What trends and challenges do you see impacting the advertising and marketing industry over the next year, and, looking ahead, the next five years?
There are three or four big things impacting it. The first is that there’s a tonne of consolidation and realignment going on. Technology has fundamentally disrupted the industry in a really powerful way. 20 years ago, when I joined the industry, the creative lead was the superstar of the agency. Now, the engineers – and those building up the data and the analytics – are the superstars. Not that the creatives aren’t important, but the heft of the industry has moved into the tech and data space.

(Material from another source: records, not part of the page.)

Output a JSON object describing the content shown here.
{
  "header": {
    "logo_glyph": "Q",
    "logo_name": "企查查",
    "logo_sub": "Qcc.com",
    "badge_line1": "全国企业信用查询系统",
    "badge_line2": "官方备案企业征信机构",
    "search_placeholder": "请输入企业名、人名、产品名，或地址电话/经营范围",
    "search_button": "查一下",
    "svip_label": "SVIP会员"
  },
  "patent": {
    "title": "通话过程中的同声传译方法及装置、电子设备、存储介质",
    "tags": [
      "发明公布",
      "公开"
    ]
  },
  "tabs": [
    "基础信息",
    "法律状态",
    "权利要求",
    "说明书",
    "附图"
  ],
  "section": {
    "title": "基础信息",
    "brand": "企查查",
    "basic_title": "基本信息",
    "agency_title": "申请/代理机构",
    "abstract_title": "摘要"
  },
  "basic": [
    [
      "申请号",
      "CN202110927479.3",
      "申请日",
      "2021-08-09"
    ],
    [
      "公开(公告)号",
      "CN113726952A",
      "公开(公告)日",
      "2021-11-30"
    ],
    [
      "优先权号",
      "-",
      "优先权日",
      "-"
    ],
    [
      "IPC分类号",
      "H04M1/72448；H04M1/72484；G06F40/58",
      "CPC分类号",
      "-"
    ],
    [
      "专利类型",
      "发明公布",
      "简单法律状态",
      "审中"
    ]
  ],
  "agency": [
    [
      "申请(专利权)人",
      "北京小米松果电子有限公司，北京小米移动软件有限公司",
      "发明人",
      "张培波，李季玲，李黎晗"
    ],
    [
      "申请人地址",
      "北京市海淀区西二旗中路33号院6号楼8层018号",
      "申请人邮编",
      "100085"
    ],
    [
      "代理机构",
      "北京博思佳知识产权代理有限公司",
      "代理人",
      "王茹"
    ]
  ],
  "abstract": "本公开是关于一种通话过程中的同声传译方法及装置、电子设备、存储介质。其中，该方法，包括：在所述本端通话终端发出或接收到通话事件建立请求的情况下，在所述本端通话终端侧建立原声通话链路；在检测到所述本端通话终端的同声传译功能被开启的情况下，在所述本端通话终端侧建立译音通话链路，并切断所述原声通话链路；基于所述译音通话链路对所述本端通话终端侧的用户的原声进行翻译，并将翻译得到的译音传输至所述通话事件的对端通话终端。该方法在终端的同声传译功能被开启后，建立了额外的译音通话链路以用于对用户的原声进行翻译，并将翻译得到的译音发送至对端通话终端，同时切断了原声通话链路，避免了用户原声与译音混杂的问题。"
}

So there’s this big transformation happening in terms of what agencies do. On top of that, there’s the story of mergers and combinations. One of the problems here is that it needs different kinds of people talking to each other and working together in a way that they never have before. It also creates a lot of anxiety: when you’re seeing the sands change so quickly, it’s super-challenging for any person. How do you motivate, refresh and rejuvenate people when you’re on this never-ending treadmill?
We built more of an internal culture during Covid-19 than during the two years preceding it
There’s also the challenge of how to reskill people over time so that they can be best equipped to work in this rapidly changing world. If you can do all that, clients will want you. But you have to stay on top of it all, because if you fall behind, you fall behind fast. Being able to innovate, disrupt and offer something different is essential.
How is Engine Group positioning itself to respond optimally to these trends and challenges?
The shift from linear TV to streaming TV was happening pre-Covid, but Covid made that shift five years faster. We have a big media platform that we were beginning to build out – ENGINE Media Exchange, with CTV [connected television] capabilities – which we had to kick into high gear. We saw what was happening quickly enough that we responded faster than a lot of our competitors. We had to speak week by week with our leaders about where and how to adjust, and hammering home a message: here’s a shift that’s happening. We’ve got to focus on the shift and reorient ourselves around it. Links between leadership and the lower rungs need to be super-tight when you’ve moving fast like this.
The European Commission’s approval of the copyright directive in April threw more gas on the fire. In a few years, the internet has become – among other things – the main market fo...
The long-serving boss of Cobepa, Jean-Marie Laurent Josi talks about the business model of a Belgian investment firm that is trusted by major European families, one which marries t...
Since the last half of 2008, it is no longer possible to conceal the term ‘crisis’. New paradigms have become apparent and structural changes are predicted. Indeed mar...